He spent 27 years behind bars for a heinous crime he didn’t commit. But this Christmas, he’ll be home.
In 1992, Clarence Shipley was convicted of first-degree murder. When the Baltimore native learned police were searching for him, Shipley turned himself in, but maintained he was innocent of the crime with which they charged him, according to WBAL-TV.
Shipley was accused of murdering Kevin Smith in October 1991. But he argued his innocence throughout the trial the following year, claiming he was in a different place at the time of the crime and police apprehended the wrong man.
Twenty-seven years later, they finally believe him.
The Mid-Atlantic Innocence Project argues police never investigated Shipley’s alibi.

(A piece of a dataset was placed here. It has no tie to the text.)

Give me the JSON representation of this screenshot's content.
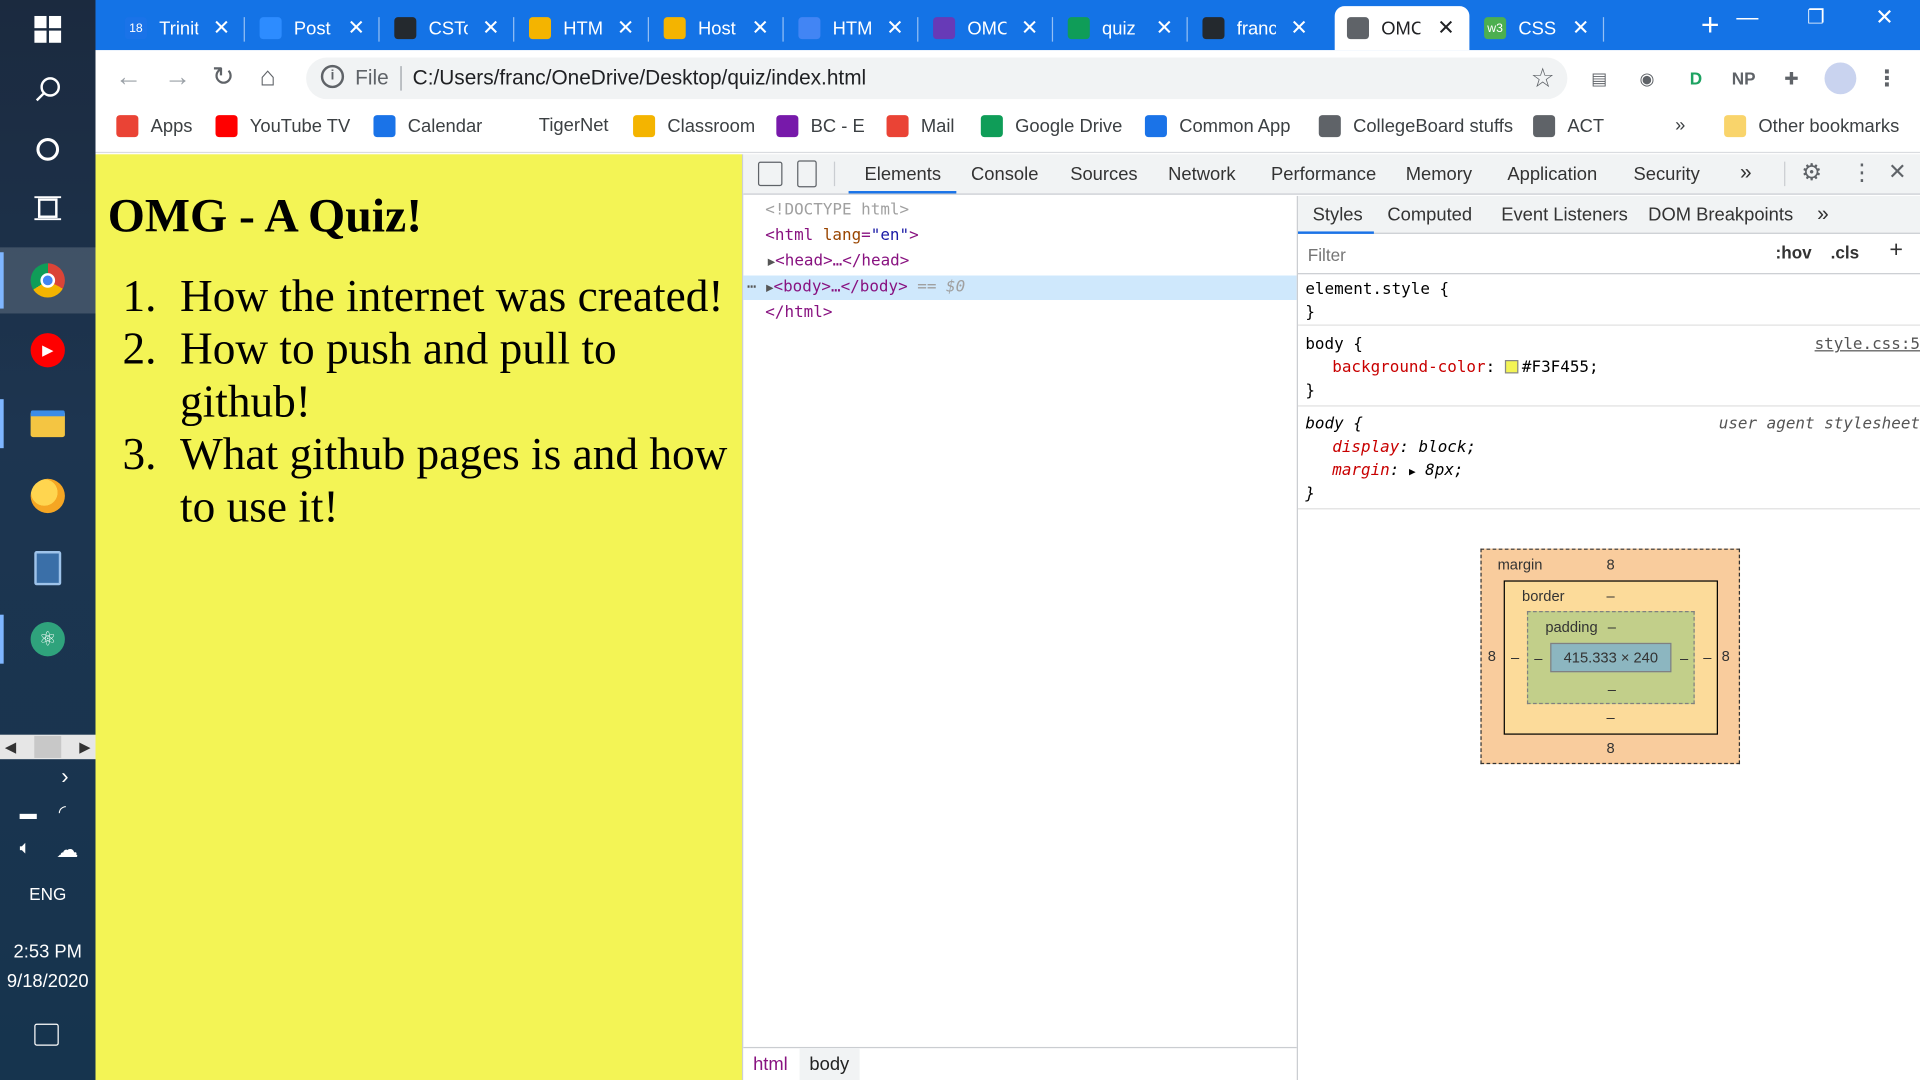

Furthermore, witness testimony claimed the killer was right-handed; Shipley is left-handed.
After Shipley’s family hired a former detective to look into his case — and the conviction went before the Baltimore Innocence Project Clinic for consideration — things finally began to change, ultimately leading to the innocent man’s freedom.
“When a man, who is an innocent man, spent 27 years of the prime of his life behind bars, so on behalf of the criminal justice system, as a representative of the criminal justice system, I think it’s incumbent on us to acknowledge that error and that pain that we’ve inflicted upon this man and his family, and that’s the reason why I apologized to Mr. Clarence Shipley today,” said Baltimore City State’s Attorney Marilyn Mosby.
What kept Shipley going in prison?
In an interview with WBAL-TV, Shipley said he “stayed positive, kept working, surrounded myself with positive people who were behind bars with me. And I just kept believing in God.”
“It’s a blessing. It’s going to be good,” he said of his first Christmas in the free world in nearly three decades. “I’m excited. Happy.”
Shipley jumped at the opportunity this week to say he forgives the three witnesses who lied against him during the 1992 trial, admitting, though, that his conviction led him to lose “a lot” — including a child he “never got to know.”
Ola, Shipley’s mother, said, “I rejoice and I thank God that the day came that they released him, and this will be a good Christmas for all of us. I lost a lot of years with him, a lot of years. We were going in the jail to see him, but it’s still like you can’t hug him like your loved ones at home.”
She went on to say she “thank[s] God for” the Mid-Atlantic Innocence Project and their work to exonerate her son.
As for his future, Shipley said he plans to live out the rest of his life doing “God’s work, whatever God allows me to do.”